Poker is a card game where players wager chips on the outcome of a hand. It is played with a standard 52-card deck plus wild cards or jokers in some games. In most variants of the game, the highest hand wins. Players can also bluff and raise or call bets during the course of a hand.
Unlike other casino games, poker involves betting in addition to the actual card play. Depending on the rules of the game, one or more players must place an initial amount into the pot before the cards are dealt. These are known as forced bets and can come in the form of an ante, blinds or bring-ins. Once these bets are placed, the rest of the players must either call the bet or fold. When the hand is over, the player with the highest ranking hand takes the entire pot.
The game has become popular worldwide and is played in a variety of forms with different strategies. Some players are tight and only bet with strong hands, while others are more aggressive and make large bets to put pressure on opponents. Some players even watch replays of previous hands to improve their strategy. A new study has shown that incorporating mental training into poker can help players achieve greater success.

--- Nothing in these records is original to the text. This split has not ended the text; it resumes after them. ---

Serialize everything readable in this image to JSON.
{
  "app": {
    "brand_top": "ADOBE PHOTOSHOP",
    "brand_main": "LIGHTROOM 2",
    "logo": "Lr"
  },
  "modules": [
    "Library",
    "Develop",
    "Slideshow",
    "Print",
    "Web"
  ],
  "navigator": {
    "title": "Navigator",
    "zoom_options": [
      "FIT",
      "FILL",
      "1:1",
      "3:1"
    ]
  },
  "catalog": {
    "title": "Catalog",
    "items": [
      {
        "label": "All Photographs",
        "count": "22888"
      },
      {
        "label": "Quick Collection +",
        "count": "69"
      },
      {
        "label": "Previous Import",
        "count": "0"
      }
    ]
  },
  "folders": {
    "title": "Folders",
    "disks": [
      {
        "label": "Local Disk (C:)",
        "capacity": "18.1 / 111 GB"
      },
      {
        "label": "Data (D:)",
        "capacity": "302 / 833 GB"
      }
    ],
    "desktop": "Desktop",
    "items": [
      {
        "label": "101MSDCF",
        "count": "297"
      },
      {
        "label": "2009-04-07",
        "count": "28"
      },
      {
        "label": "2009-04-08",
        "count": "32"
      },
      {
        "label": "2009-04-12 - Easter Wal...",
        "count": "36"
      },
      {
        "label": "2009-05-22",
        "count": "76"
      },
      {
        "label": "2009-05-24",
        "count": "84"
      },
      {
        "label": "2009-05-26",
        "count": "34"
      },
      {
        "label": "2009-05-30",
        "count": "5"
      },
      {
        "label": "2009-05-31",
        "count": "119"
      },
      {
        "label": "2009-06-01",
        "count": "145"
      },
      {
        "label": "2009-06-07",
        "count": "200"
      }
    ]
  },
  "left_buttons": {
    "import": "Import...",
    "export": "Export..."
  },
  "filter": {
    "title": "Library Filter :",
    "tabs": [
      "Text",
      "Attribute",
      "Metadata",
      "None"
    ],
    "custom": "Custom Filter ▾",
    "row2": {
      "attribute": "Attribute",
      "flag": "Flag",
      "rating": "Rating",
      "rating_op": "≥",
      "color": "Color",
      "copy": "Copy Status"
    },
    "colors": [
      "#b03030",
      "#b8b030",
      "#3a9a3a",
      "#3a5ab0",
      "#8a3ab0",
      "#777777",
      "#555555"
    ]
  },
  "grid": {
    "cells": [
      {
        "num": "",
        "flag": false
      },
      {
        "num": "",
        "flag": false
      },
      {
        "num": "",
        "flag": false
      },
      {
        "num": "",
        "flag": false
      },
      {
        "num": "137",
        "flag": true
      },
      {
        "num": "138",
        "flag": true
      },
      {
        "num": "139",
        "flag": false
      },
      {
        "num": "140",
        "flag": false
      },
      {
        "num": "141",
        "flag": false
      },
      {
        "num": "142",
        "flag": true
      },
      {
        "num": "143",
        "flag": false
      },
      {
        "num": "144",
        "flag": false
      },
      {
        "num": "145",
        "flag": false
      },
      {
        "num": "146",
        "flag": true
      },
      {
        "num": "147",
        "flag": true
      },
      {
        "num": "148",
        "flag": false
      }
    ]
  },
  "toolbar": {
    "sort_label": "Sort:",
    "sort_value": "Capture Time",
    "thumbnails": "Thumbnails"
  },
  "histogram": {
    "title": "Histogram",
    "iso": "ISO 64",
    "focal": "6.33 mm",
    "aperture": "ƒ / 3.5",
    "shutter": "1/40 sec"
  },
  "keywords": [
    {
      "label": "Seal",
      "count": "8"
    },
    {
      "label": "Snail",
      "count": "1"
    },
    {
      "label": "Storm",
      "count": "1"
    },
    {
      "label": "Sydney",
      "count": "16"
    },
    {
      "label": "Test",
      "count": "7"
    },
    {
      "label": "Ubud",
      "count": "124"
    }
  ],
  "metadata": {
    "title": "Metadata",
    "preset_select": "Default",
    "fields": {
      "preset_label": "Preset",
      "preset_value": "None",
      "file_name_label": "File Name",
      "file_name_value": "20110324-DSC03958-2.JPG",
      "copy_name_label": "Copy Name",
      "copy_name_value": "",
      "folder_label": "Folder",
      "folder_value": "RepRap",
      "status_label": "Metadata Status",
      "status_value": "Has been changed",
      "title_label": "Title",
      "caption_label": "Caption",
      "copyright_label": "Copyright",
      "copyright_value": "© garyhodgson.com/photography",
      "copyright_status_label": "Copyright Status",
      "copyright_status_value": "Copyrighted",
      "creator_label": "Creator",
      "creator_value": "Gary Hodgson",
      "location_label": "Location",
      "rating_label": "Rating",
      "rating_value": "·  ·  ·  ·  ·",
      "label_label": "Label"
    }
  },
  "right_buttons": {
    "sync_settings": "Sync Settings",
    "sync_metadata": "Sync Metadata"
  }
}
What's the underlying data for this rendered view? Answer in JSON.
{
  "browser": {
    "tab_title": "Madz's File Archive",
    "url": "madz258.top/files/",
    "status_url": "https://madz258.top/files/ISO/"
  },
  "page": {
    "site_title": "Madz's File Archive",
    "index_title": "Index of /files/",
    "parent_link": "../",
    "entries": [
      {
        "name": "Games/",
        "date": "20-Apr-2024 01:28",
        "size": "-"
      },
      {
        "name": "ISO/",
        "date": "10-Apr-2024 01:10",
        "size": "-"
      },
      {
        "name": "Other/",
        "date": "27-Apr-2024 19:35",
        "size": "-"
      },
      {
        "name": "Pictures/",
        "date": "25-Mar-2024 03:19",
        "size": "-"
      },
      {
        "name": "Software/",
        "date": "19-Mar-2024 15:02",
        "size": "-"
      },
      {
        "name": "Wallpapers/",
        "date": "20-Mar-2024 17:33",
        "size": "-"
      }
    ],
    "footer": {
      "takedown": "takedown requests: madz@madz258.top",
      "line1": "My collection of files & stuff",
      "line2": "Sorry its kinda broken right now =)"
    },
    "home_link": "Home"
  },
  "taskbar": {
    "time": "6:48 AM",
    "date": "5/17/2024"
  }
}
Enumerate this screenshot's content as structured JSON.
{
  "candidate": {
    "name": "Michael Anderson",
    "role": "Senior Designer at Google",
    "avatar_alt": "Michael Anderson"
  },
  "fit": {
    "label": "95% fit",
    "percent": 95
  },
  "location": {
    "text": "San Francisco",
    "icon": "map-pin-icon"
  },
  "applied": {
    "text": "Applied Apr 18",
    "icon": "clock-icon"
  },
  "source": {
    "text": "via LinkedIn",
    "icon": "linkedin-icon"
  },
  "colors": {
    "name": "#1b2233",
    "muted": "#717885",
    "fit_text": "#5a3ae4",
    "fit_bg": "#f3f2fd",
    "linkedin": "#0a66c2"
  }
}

While poker has many variations, the game of poker has a few common themes. For example, the game is based on the idea of weighting chances to maximize profit. In poker, this is done by balancing an opponent’s expected value of a bet against the size of their current stack. The goal is to find a bet that can’t be called by an opponent and still provides a profitable chance of winning.
Another important concept in poker is the gap concept. This is the theory that a player needs to have a stronger hand than the player who opened before him to win. This is contrasted with the fact that calling may require a player to stay in the hand longer and therefore lose out on potential profit.
It is important to learn how to read other players and look for tells. These are the nervous habits that a player displays that can give away their strength or weakness. They include fidgeting with the chips, a clenched jaw or ring finger and a monotone voice. The most successful poker players are able to identify their opponents’ tells and use them to their advantage.
It is also essential to understand the importance of pot odds. Pot odds are the ratio of the total pot size to the amount that a player must call to remain in the hand. Pot odds are important to know because they indicate how much a player must win the pot for their call to have positive expectation. It is important to understand these odds because they can help you decide whether or not to call a bet. If a player calls a bet with bad odds, they will lose money in the long run.